So Kummer didn’t only have to deal concurrently with New York Life, owner of the Southland Center, but also PMRA Land Income Trust and Transcontinental Realty Investors, not to mention having to negotiate with the city of Dallas for S5.3 million tax break.
Enter Ray Hutchinson, the local attorney representing Adam’s Mark, who quietly guided the project through the system. “I wanted Adam’s Mark to act like just another developer in Dallas, to not short-circuit the rules,” he says.
“We took a bit of a gamble with the city.” says Kummer. “Things could’ve gotten out on that end, but all around the city was great. More than any other city, they are knowledgeable, aggressive and you don’t run into a bunch of bureaucratic nonsense. We got quick yesses and quick nos. They were very effective people, and our deal required special effort on their part.”
Negotiations with Dallas weren’t a cake-walk. A number of City Council members believed the size of the Adam’s Mark would deter construction of a hotel adjacent to the convention center itself.
“I absolutely 100 percent disagree,” says Kummer. “It is much more important to be part of the urban dynamic… If you look at Chicago, which is the No. I non-resort convention destination, there is no hotel attached to the convention center. Convention centers, as public endeavors, are usually built on old rail yards that no one wants. People come to a city like Chicagoor Dal las because it is a great city. The convention center is incidental.”
Now that the deal is done, the real work begins. “We have a huge problem in Dallas,” says Kummer. “To open a new 1,800-room convention property, you need four years’ lead-time to book business. We’ve given ourselves two years.”
The design, expansion and construction comes easily to a company like HBE. But the challenge is to promote not just the hotel, but also Dallas as a city.
“We can’t just share the business already coming in,” says Kummer. A PKF study done in conjunction with an abortive attempt at another hotel indicates that only 25 percent of room-nights downtown comes from business travel and only 26 percent comes from conventions at the convention center or other facilities. Forty-one percent comes from conventions held inhouse ai the hotels. That’s the business Adam’s Mark will pursue.
Kummer is intent on making a big name with the locals, too. In addition to updating the turquoise facade on the buildings, he has obtained approval from the city to build a40-foot-tall. $200,000 Adam’s Mark sign atop the building. “You’ll see it from miles away,” he promises.

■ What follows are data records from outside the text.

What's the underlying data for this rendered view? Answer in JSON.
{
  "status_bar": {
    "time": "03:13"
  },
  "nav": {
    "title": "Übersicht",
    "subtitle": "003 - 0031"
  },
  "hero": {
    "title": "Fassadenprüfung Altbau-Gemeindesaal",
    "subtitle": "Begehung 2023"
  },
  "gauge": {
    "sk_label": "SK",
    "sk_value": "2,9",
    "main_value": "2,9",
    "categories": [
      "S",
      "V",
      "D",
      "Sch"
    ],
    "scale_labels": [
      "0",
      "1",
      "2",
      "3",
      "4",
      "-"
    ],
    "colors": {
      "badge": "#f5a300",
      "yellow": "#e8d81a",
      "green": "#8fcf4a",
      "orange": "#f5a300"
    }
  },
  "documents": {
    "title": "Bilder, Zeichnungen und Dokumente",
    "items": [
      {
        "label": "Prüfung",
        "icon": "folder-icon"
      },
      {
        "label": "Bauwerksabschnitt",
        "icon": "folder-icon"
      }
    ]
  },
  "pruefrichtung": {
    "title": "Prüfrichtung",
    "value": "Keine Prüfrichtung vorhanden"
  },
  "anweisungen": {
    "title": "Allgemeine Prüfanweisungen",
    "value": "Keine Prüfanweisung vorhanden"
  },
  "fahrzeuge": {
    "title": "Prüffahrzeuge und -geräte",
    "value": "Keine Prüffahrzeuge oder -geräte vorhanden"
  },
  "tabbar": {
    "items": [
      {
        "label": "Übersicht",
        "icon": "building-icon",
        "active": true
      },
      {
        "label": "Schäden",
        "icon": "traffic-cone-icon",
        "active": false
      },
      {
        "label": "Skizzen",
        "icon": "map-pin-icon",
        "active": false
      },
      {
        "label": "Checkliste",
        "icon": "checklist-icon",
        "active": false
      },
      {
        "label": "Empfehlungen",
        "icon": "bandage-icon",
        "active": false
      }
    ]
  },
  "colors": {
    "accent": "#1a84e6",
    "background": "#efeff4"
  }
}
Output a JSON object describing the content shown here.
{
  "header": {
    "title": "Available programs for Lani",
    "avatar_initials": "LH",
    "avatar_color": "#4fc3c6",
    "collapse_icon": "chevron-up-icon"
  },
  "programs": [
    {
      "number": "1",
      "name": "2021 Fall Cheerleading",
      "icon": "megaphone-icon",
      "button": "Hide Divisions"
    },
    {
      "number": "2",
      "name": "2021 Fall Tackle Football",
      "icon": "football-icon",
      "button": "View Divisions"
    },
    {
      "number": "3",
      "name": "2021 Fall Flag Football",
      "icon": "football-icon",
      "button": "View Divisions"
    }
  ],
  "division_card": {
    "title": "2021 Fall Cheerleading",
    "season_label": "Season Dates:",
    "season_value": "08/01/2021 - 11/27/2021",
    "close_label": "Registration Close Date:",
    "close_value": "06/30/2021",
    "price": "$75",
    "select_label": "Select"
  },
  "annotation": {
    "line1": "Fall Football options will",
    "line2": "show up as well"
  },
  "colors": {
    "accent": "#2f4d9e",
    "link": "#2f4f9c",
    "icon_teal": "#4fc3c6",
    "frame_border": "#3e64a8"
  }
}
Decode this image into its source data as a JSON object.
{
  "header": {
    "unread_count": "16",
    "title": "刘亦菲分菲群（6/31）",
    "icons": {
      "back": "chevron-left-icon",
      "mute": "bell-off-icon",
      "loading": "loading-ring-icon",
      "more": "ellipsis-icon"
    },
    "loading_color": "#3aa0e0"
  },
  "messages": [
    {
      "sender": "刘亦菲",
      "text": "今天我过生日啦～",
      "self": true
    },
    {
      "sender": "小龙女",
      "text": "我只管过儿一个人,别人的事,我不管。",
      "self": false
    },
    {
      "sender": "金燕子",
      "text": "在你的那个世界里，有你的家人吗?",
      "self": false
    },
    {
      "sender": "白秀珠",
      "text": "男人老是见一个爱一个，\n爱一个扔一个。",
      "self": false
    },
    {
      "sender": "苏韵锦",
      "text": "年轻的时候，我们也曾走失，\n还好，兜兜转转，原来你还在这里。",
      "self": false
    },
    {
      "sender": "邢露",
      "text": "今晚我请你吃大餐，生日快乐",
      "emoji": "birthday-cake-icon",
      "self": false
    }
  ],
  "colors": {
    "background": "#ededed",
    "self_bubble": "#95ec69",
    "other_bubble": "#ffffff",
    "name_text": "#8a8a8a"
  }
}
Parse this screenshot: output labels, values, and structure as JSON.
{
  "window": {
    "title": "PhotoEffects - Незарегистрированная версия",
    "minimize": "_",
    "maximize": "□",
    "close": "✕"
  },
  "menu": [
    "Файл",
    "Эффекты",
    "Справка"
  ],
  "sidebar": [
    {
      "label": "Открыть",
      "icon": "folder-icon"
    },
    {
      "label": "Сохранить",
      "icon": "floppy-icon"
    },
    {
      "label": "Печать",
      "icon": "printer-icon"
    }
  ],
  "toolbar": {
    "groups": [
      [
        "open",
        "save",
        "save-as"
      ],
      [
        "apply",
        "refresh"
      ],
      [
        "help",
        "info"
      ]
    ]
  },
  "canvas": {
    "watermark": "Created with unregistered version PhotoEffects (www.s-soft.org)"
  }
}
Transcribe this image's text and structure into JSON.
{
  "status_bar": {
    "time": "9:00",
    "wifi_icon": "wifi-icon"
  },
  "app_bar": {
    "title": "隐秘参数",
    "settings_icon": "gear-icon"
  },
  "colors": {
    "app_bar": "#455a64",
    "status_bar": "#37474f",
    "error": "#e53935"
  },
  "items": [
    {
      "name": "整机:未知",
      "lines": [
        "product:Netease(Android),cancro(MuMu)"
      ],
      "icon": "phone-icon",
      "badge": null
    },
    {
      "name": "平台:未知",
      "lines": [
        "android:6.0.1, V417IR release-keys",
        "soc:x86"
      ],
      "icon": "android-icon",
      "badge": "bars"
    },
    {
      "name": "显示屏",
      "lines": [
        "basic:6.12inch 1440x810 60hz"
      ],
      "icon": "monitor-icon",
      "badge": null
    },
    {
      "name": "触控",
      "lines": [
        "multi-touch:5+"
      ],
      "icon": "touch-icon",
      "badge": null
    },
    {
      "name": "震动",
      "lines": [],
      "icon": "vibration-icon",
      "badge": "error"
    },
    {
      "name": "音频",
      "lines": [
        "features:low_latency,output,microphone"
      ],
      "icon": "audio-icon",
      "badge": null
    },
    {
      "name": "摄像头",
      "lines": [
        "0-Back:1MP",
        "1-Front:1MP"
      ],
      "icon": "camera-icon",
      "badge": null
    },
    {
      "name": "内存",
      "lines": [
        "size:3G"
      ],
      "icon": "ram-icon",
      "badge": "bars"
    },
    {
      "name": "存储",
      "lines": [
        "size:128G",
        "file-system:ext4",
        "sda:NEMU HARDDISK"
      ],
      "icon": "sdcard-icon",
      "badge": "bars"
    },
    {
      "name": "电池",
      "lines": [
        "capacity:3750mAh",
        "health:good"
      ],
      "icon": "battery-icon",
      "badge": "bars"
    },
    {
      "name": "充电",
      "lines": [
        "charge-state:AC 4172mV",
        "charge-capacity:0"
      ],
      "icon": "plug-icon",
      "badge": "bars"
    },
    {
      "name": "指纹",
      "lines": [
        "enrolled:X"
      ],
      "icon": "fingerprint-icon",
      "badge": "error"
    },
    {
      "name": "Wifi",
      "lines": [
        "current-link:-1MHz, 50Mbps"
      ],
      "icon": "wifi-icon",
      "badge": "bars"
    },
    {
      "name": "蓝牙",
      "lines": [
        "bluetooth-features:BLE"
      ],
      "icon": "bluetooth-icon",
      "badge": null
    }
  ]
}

Meanwhile, Adam’s Mark is staffing up for its largest hotel ever. In total, the hotel should bring more than 1,000 new jobs to the area. Kummer is shuffling top staff from his other 14 hotels. Stan Soroka, the general managerof the Dallas hotel, was pulled away from the Denver property before it even opened.
This hotel obviously is a priority for HBE. Kummer points out that Adam’s Mark will be one of the largest convention sites in the country and suggests that downtown Dallas will one day compete with Chicago’s “Magic Mile.”
“And,” he adds with a salesman’s grin, “I hope to be part of making Dallas a little more magic.”